Segment Start: EXERCISE DATA
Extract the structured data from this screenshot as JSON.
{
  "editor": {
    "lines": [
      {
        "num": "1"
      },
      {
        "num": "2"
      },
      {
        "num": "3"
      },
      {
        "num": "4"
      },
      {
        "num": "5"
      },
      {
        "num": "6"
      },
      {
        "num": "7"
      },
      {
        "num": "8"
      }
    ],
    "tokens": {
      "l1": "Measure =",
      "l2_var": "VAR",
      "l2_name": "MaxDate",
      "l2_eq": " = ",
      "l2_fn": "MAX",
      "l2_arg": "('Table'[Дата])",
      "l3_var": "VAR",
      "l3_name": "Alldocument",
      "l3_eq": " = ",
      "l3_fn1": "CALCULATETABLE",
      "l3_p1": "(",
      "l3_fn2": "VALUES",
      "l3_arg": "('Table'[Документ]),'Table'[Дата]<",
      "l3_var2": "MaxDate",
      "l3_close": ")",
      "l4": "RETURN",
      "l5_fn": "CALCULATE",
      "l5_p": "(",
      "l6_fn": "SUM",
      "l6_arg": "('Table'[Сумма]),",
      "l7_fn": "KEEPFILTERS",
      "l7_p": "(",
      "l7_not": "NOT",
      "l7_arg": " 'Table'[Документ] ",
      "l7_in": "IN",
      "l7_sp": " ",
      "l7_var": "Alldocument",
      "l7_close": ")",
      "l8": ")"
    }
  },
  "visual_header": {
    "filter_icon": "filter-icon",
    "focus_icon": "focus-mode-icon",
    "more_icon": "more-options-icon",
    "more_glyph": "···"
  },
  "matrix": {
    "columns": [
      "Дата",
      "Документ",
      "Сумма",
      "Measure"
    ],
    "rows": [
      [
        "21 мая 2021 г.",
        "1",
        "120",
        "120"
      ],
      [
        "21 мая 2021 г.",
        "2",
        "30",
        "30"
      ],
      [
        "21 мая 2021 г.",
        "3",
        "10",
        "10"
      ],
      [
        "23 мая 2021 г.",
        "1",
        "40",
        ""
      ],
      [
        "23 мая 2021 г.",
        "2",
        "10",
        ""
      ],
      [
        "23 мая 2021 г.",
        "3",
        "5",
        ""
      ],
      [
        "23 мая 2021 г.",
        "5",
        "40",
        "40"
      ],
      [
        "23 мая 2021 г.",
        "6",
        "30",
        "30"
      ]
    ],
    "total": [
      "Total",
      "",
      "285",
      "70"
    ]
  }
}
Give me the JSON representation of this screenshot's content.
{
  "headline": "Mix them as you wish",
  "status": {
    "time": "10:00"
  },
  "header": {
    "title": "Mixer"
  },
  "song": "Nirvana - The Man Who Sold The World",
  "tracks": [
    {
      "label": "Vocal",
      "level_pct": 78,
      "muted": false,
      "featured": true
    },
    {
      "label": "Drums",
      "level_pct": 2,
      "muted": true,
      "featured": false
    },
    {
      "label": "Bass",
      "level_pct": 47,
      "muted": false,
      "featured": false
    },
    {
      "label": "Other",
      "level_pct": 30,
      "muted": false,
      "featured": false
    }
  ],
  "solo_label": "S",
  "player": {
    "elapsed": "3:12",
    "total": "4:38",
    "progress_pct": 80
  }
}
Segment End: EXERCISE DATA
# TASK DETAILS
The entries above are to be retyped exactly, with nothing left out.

# SOLVED EXERCISE
Extract the structured data from this screenshot as JSON.
{
  "editor": {
    "lines": [
      {
        "num": "1"
      },
      {
        "num": "2"
      },
      {
        "num": "3"
      },
      {
        "num": "4"
      },
      {
        "num": "5"
      },
      {
        "num": "6"
      },
      {
        "num": "7"
      },
      {
        "num": "8"
      }
    ],
    "tokens": {
      "l1": "Measure =",
      "l2_var": "VAR",
      "l2_name": "MaxDate",
      "l2_eq": " = ",
      "l2_fn": "MAX",
      "l2_arg": "('Table'[Дата])",
      "l3_var": "VAR",
      "l3_name": "Alldocument",
      "l3_eq": " = ",
      "l3_fn1": "CALCULATETABLE",
      "l3_p1": "(",
      "l3_fn2": "VALUES",
      "l3_arg": "('Table'[Документ]),'Table'[Дата]<",
      "l3_var2": "MaxDate",
      "l3_close": ")",
      "l4": "RETURN",
      "l5_fn": "CALCULATE",
      "l5_p": "(",
      "l6_fn": "SUM",
      "l6_arg": "('Table'[Сумма]),",
      "l7_fn": "KEEPFILTERS",
      "l7_p": "(",
      "l7_not": "NOT",
      "l7_arg": " 'Table'[Документ] ",
      "l7_in": "IN",
      "l7_sp": " ",
      "l7_var": "Alldocument",
      "l7_close": ")",
      "l8": ")"
    }
  },
  "visual_header": {
    "filter_icon": "filter-icon",
    "focus_icon": "focus-mode-icon",
    "more_icon": "more-options-icon",
    "more_glyph": "···"
  },
  "matrix": {
    "columns": [
      "Дата",
      "Документ",
      "Сумма",
      "Measure"
    ],
    "rows": [
      [
        "21 мая 2021 г.",
        "1",
        "120",
        "120"
      ],
      [
        "21 мая 2021 г.",
        "2",
        "30",
        "30"
      ],
      [
        "21 мая 2021 г.",
        "3",
        "10",
        "10"
      ],
      [
        "23 мая 2021 г.",
        "1",
        "40",
        ""
      ],
      [
        "23 мая 2021 г.",
        "2",
        "10",
        ""
      ],
      [
        "23 мая 2021 г.",
        "3",
        "5",
        ""
      ],
      [
        "23 мая 2021 г.",
        "5",
        "40",
        "40"
      ],
      [
        "23 мая 2021 г.",
        "6",
        "30",
        "30"
      ]
    ],
    "total": [
      "Total",
      "",
      "285",
      "70"
    ]
  }
}
Give me the JSON representation of this screenshot's content.
{
  "headline": "Mix them as you wish",
  "status": {
    "time": "10:00"
  },
  "header": {
    "title": "Mixer"
  },
  "song": "Nirvana - The Man Who Sold The World",
  "tracks": [
    {
      "label": "Vocal",
      "level_pct": 78,
      "muted": false,
      "featured": true
    },
    {
      "label": "Drums",
      "level_pct": 2,
      "muted": true,
      "featured": false
    },
    {
      "label": "Bass",
      "level_pct": 47,
      "muted": false,
      "featured": false
    },
    {
      "label": "Other",
      "level_pct": 30,
      "muted": false,
      "featured": false
    }
  ],
  "solo_label": "S",
  "player": {
    "elapsed": "3:12",
    "total": "4:38",
    "progress_pct": 80
  }
}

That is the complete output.